**Task description**
Word for word, restate the records that appear below.

Saved entries:
--------------------------------------------------
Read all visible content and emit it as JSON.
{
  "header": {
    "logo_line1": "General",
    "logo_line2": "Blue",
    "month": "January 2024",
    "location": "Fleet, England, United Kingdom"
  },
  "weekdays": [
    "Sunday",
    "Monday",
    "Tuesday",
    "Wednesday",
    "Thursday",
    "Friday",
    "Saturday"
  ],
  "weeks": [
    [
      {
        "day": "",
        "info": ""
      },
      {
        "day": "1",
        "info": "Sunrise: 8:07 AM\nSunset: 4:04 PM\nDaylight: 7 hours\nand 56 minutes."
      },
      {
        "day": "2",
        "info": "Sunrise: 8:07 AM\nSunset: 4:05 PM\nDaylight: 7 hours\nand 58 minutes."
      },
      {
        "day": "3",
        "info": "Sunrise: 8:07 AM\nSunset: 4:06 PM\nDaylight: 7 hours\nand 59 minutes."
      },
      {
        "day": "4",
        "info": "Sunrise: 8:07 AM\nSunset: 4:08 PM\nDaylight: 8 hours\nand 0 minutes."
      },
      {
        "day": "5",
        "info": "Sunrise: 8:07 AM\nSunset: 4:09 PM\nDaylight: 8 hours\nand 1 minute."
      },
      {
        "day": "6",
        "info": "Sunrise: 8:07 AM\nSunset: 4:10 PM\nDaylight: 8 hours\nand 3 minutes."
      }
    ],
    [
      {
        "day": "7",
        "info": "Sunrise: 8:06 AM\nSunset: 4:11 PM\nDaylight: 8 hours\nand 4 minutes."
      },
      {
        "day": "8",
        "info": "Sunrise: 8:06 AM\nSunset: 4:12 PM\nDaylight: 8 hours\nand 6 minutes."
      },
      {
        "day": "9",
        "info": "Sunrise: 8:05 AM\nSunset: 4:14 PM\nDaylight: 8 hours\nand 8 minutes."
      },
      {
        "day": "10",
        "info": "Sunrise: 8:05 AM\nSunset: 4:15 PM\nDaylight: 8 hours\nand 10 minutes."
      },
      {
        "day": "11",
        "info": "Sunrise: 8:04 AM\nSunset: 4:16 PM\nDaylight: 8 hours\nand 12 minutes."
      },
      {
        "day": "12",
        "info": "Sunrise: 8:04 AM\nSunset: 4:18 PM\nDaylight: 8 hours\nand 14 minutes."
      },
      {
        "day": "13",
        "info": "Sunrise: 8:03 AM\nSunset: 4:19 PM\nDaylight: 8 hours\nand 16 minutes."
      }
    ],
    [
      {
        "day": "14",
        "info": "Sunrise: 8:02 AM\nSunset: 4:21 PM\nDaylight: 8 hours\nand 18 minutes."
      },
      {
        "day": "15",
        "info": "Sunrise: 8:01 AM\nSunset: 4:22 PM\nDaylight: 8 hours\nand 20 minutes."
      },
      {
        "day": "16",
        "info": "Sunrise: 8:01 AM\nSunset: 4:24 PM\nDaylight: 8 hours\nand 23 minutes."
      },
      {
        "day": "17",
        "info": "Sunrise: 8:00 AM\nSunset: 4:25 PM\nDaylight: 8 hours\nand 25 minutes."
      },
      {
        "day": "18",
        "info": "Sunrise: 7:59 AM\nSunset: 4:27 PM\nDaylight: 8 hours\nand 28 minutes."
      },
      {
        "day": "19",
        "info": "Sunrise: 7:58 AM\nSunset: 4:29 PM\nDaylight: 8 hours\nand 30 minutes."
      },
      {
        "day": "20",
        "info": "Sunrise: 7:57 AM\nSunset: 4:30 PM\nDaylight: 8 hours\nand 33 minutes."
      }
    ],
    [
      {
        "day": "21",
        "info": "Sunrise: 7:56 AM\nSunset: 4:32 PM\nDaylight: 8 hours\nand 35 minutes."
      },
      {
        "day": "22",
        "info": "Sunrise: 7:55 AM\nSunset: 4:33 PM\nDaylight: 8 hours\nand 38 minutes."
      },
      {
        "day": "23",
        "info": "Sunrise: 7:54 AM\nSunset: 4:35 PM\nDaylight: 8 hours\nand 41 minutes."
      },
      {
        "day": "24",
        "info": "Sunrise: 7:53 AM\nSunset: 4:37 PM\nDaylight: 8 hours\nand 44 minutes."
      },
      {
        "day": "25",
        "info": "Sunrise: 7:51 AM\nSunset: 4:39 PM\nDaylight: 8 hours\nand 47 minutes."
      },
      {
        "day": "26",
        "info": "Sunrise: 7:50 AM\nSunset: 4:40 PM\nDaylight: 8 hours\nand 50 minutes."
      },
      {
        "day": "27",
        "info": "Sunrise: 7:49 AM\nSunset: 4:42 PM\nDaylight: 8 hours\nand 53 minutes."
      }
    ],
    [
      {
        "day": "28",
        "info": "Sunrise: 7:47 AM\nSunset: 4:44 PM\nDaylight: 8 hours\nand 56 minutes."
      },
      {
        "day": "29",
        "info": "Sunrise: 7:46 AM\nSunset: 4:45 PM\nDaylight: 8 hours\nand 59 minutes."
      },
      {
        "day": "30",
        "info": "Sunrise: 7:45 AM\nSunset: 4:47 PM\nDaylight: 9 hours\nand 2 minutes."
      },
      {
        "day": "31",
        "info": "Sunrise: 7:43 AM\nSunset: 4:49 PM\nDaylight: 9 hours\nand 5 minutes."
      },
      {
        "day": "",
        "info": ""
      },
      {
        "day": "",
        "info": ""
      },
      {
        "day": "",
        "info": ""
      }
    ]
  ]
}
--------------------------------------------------
**Solution for this problem**
Read all visible content and emit it as JSON.
{
  "header": {
    "logo_line1": "General",
    "logo_line2": "Blue",
    "month": "January 2024",
    "location": "Fleet, England, United Kingdom"
  },
  "weekdays": [
    "Sunday",
    "Monday",
    "Tuesday",
    "Wednesday",
    "Thursday",
    "Friday",
    "Saturday"
  ],
  "weeks": [
    [
      {
        "day": "",
        "info": ""
      },
      {
        "day": "1",
        "info": "Sunrise: 8:07 AM\nSunset: 4:04 PM\nDaylight: 7 hours\nand 56 minutes."
      },
      {
        "day": "2",
        "info": "Sunrise: 8:07 AM\nSunset: 4:05 PM\nDaylight: 7 hours\nand 58 minutes."
      },
      {
        "day": "3",
        "info": "Sunrise: 8:07 AM\nSunset: 4:06 PM\nDaylight: 7 hours\nand 59 minutes."
      },
      {
        "day": "4",
        "info": "Sunrise: 8:07 AM\nSunset: 4:08 PM\nDaylight: 8 hours\nand 0 minutes."
      },
      {
        "day": "5",
        "info": "Sunrise: 8:07 AM\nSunset: 4:09 PM\nDaylight: 8 hours\nand 1 minute."
      },
      {
        "day": "6",
        "info": "Sunrise: 8:07 AM\nSunset: 4:10 PM\nDaylight: 8 hours\nand 3 minutes."
      }
    ],
    [
      {
        "day": "7",
        "info": "Sunrise: 8:06 AM\nSunset: 4:11 PM\nDaylight: 8 hours\nand 4 minutes."
      },
      {
        "day": "8",
        "info": "Sunrise: 8:06 AM\nSunset: 4:12 PM\nDaylight: 8 hours\nand 6 minutes."
      },
      {
        "day": "9",
        "info": "Sunrise: 8:05 AM\nSunset: 4:14 PM\nDaylight: 8 hours\nand 8 minutes."
      },
      {
        "day": "10",
        "info": "Sunrise: 8:05 AM\nSunset: 4:15 PM\nDaylight: 8 hours\nand 10 minutes."
      },
      {
        "day": "11",
        "info": "Sunrise: 8:04 AM\nSunset: 4:16 PM\nDaylight: 8 hours\nand 12 minutes."
      },
      {
        "day": "12",
        "info": "Sunrise: 8:04 AM\nSunset: 4:18 PM\nDaylight: 8 hours\nand 14 minutes."
      },
      {
        "day": "13",
        "info": "Sunrise: 8:03 AM\nSunset: 4:19 PM\nDaylight: 8 hours\nand 16 minutes."
      }
    ],
    [
      {
        "day": "14",
        "info": "Sunrise: 8:02 AM\nSunset: 4:21 PM\nDaylight: 8 hours\nand 18 minutes."
      },
      {
        "day": "15",
        "info": "Sunrise: 8:01 AM\nSunset: 4:22 PM\nDaylight: 8 hours\nand 20 minutes."
      },
      {
        "day": "16",
        "info": "Sunrise: 8:01 AM\nSunset: 4:24 PM\nDaylight: 8 hours\nand 23 minutes."
      },
      {
        "day": "17",
        "info": "Sunrise: 8:00 AM\nSunset: 4:25 PM\nDaylight: 8 hours\nand 25 minutes."
      },
      {
        "day": "18",
        "info": "Sunrise: 7:59 AM\nSunset: 4:27 PM\nDaylight: 8 hours\nand 28 minutes."
      },
      {
        "day": "19",
        "info": "Sunrise: 7:58 AM\nSunset: 4:29 PM\nDaylight: 8 hours\nand 30 minutes."
      },
      {
        "day": "20",
        "info": "Sunrise: 7:57 AM\nSunset: 4:30 PM\nDaylight: 8 hours\nand 33 minutes."
      }
    ],
    [
      {
        "day": "21",
        "info": "Sunrise: 7:56 AM\nSunset: 4:32 PM\nDaylight: 8 hours\nand 35 minutes."
      },
      {
        "day": "22",
        "info": "Sunrise: 7:55 AM\nSunset: 4:33 PM\nDaylight: 8 hours\nand 38 minutes."
      },
      {
        "day": "23",
        "info": "Sunrise: 7:54 AM\nSunset: 4:35 PM\nDaylight: 8 hours\nand 41 minutes."
      },
      {
        "day": "24",
        "info": "Sunrise: 7:53 AM\nSunset: 4:37 PM\nDaylight: 8 hours\nand 44 minutes."
      },
      {
        "day": "25",
        "info": "Sunrise: 7:51 AM\nSunset: 4:39 PM\nDaylight: 8 hours\nand 47 minutes."
      },
      {
        "day": "26",
        "info": "Sunrise: 7:50 AM\nSunset: 4:40 PM\nDaylight: 8 hours\nand 50 minutes."
      },
      {
        "day": "27",
        "info": "Sunrise: 7:49 AM\nSunset: 4:42 PM\nDaylight: 8 hours\nand 53 minutes."
      }
    ],
    [
      {
        "day": "28",
        "info": "Sunrise: 7:47 AM\nSunset: 4:44 PM\nDaylight: 8 hours\nand 56 minutes."
      },
      {
        "day": "29",
        "info": "Sunrise: 7:46 AM\nSunset: 4:45 PM\nDaylight: 8 hours\nand 59 minutes."
      },
      {
        "day": "30",
        "info": "Sunrise: 7:45 AM\nSunset: 4:47 PM\nDaylight: 9 hours\nand 2 minutes."
      },
      {
        "day": "31",
        "info": "Sunrise: 7:43 AM\nSunset: 4:49 PM\nDaylight: 9 hours\nand 5 minutes."
      },
      {
        "day": "",
        "info": ""
      },
      {
        "day": "",
        "info": ""
      },
      {
        "day": "",
        "info": ""
      }
    ]
  ]
}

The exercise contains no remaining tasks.